Everyone – dons, scouts, lecturers, even most of the young men who were eager to take one out for the evening (grown men themselves, actually, since in my year they had nearly all done National Service, usually as officers) - were polite and generous. The men could not, in any case hope to wheedle their way in for the night, since LMH only admitted male visitors from 2pm to 7pm.

I do recall less fondly, however, just one person – the then Bursar. I have forgotten her name, which is just as well. I know that in the all-male colleges that made up most of 1950s Oxford, Bursars handled finance and were persons of knowledge and influence. However, it seems to me that at LMH at that time the job was more that of a house-keeper. Probably it is different now.
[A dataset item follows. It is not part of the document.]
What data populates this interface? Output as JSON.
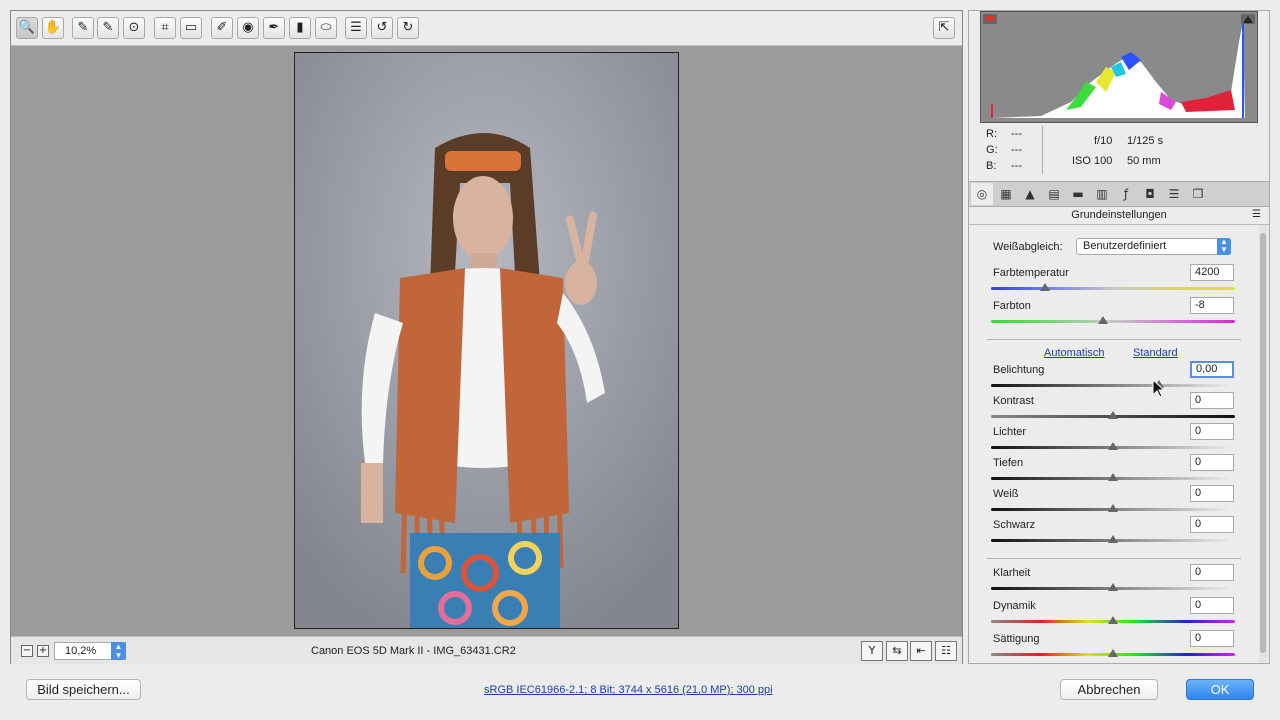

Anyway, this Bursar appeared to be responsible for, among other things, the quality of the electric light in the individual rooms, a not-unimportant matter when, as now, essays were often written through the night. And in Old Hall, where I spent all my three years because I liked its surviving old entrance and big rooms, the lights were not great. As a hang-over, probably, from some wartime economy, the switches were so fixed that you could have on the centre light or the desk lamp but not both at once. Since the bulb provided in the centre of my room was only 40W and that in the lamp only 60W, this seemed to me inadequate.
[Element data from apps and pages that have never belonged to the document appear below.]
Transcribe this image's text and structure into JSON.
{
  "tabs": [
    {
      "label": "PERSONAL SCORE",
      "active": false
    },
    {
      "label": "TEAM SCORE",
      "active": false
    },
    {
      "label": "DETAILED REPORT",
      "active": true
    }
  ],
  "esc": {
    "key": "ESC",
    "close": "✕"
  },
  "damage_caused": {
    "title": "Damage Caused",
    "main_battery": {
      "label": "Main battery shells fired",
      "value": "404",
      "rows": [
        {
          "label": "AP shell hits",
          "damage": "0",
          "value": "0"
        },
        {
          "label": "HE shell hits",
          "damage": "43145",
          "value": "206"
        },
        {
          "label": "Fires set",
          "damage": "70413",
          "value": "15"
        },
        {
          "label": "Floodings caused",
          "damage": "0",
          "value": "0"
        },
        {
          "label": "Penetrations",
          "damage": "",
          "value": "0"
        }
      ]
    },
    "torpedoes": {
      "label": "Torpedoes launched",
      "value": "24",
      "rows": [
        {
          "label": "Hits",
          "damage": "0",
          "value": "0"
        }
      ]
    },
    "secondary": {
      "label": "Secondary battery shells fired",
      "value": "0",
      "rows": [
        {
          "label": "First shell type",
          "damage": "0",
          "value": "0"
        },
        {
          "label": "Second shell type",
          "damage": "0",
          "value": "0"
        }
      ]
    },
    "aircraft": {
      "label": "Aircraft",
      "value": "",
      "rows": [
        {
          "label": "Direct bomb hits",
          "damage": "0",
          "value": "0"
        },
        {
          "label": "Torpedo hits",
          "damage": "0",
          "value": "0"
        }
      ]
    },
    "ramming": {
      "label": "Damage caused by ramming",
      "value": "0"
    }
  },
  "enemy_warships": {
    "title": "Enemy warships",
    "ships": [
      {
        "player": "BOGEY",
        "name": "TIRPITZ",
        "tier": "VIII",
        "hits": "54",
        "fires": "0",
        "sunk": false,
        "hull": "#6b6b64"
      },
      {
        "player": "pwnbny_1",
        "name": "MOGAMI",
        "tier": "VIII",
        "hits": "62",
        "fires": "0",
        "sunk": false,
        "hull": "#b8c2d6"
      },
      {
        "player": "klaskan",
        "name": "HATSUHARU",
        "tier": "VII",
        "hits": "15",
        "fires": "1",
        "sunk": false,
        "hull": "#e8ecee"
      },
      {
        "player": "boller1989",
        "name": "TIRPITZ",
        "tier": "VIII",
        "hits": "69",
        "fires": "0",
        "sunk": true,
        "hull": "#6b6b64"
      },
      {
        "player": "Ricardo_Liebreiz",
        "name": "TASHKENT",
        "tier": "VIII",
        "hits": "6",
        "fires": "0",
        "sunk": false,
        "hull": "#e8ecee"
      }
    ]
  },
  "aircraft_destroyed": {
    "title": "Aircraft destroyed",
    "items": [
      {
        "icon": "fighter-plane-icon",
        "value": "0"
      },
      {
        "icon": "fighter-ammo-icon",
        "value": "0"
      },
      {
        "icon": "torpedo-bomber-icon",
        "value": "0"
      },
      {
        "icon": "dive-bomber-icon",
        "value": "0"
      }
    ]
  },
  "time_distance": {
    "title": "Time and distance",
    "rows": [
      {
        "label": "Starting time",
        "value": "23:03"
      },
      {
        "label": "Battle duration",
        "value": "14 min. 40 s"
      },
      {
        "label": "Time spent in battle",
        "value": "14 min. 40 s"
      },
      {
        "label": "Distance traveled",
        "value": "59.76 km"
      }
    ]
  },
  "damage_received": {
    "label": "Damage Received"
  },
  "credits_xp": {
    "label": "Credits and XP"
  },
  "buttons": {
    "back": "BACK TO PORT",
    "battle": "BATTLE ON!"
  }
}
So I had a little moan about this in the JCR book for 'suggestions' which, as is the nature of things, were often mild complaints. (Does a JCR book exist now, I wonder?). To my shocked contempt, instead of recognising that the complaint might have some merit, the Bursar responded that since 60W plus 40W make 100, that should be adequate. Quite apart from the scientific ignorance of this remark, she must have known perfectly well that one couldn't put both lights on together. So, in my written response to her I made it clear what I thought of her logic, let alone her unconcern for the students' eyes, no doubt expressing myself more rudely than I would now. The Bursar responded further by writing that she had never been so insulted in her life!

(Which I hardly feel could have been true. If so, she must have led a remarkably sheltered existence).
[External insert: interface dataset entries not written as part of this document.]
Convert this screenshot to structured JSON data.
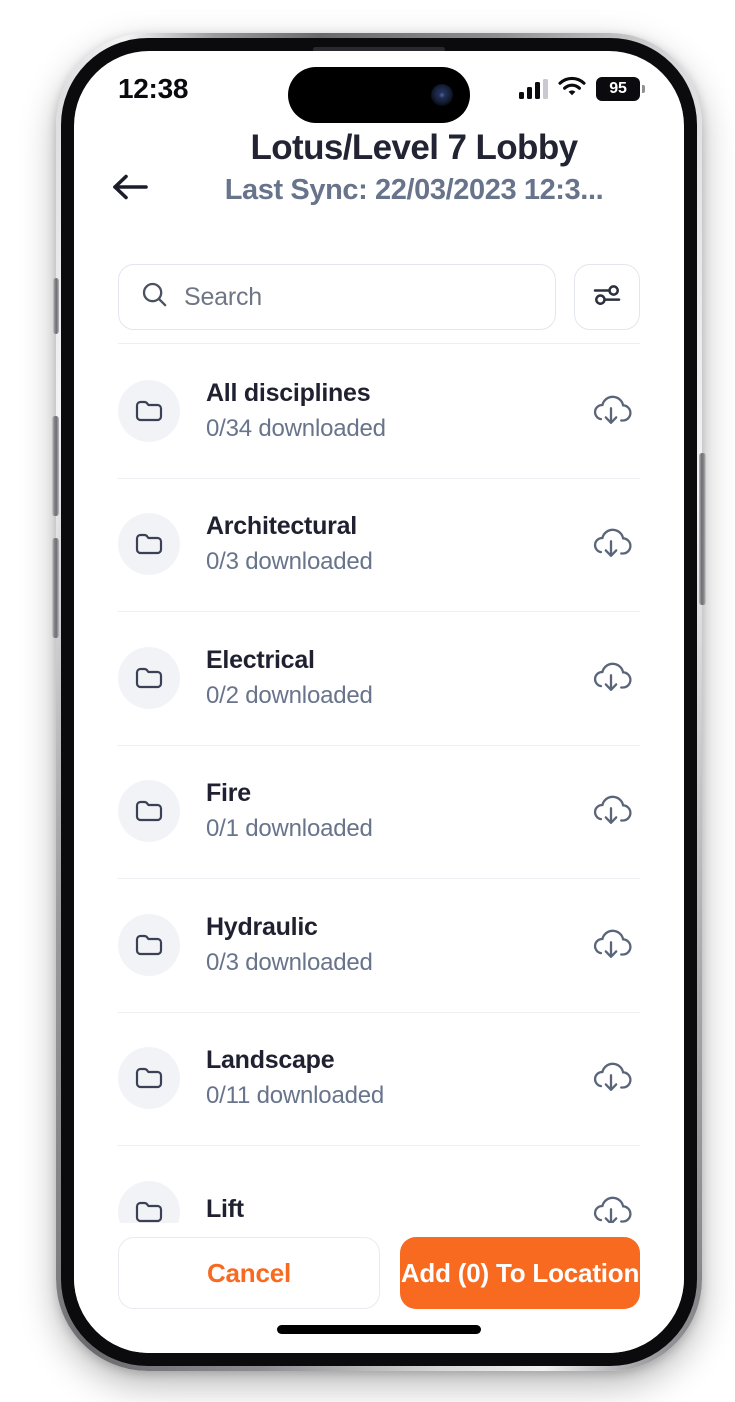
{
  "status_bar": {
    "time": "12:38",
    "battery_level": "95",
    "cellular_icon": "cellular-signal-icon",
    "wifi_icon": "wifi-icon",
    "battery_icon": "battery-icon"
  },
  "header": {
    "back_icon": "back-arrow-icon",
    "title": "Lotus/Level 7 Lobby",
    "subtitle": "Last Sync: 22/03/2023 12:3..."
  },
  "search": {
    "placeholder": "Search",
    "icon": "search-icon",
    "filter_icon": "filter-sliders-icon"
  },
  "list": {
    "rows": [
      {
        "title": "All disciplines",
        "subtitle": "0/34 downloaded",
        "icon": "folder-icon",
        "action_icon": "cloud-download-icon"
      },
      {
        "title": "Architectural",
        "subtitle": "0/3 downloaded",
        "icon": "folder-icon",
        "action_icon": "cloud-download-icon"
      },
      {
        "title": "Electrical",
        "subtitle": "0/2 downloaded",
        "icon": "folder-icon",
        "action_icon": "cloud-download-icon"
      },
      {
        "title": "Fire",
        "subtitle": "0/1 downloaded",
        "icon": "folder-icon",
        "action_icon": "cloud-download-icon"
      },
      {
        "title": "Hydraulic",
        "subtitle": "0/3 downloaded",
        "icon": "folder-icon",
        "action_icon": "cloud-download-icon"
      },
      {
        "title": "Landscape",
        "subtitle": "0/11 downloaded",
        "icon": "folder-icon",
        "action_icon": "cloud-download-icon"
      },
      {
        "title": "Lift",
        "subtitle": "",
        "icon": "folder-icon",
        "action_icon": "cloud-download-icon"
      }
    ]
  },
  "footer": {
    "cancel_label": "Cancel",
    "add_label": "Add (0) To Location"
  },
  "colors": {
    "accent_orange": "#F96A21",
    "text_primary": "#1F2130",
    "text_secondary": "#68748B",
    "divider": "#EDEFF3",
    "icon_bubble": "#F1F3F7",
    "border": "#E3E6EC"
  }
}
Nothing more came of this, that I am aware, and she and I avoided each other mutually from then on. It is possible that a don had had a word with her. I solved the problem (and encouraged friends in neighbouring rooms to do the same) by buying a 100W bulb for the desk lamp, which for a little while I took out each morning and stuck in a drawer, just in case the scout for that floor might have been told to remove such a device! In practice, our scout was perfectly nice and I think would have had more sense.

The Bursar's behaviour, redolent of a really bad boarding school, shocks me now if anything still more than it did sixty-five years ago. But since that is literally the one single example I can recall of bad management in the college, it shows how extremely well run it was in every other way. Strange to realise that this was at a period as distant from us now as we were distant then, in the late 1950s, from the college's first opening in Norham Gardens with a mere handful of girls!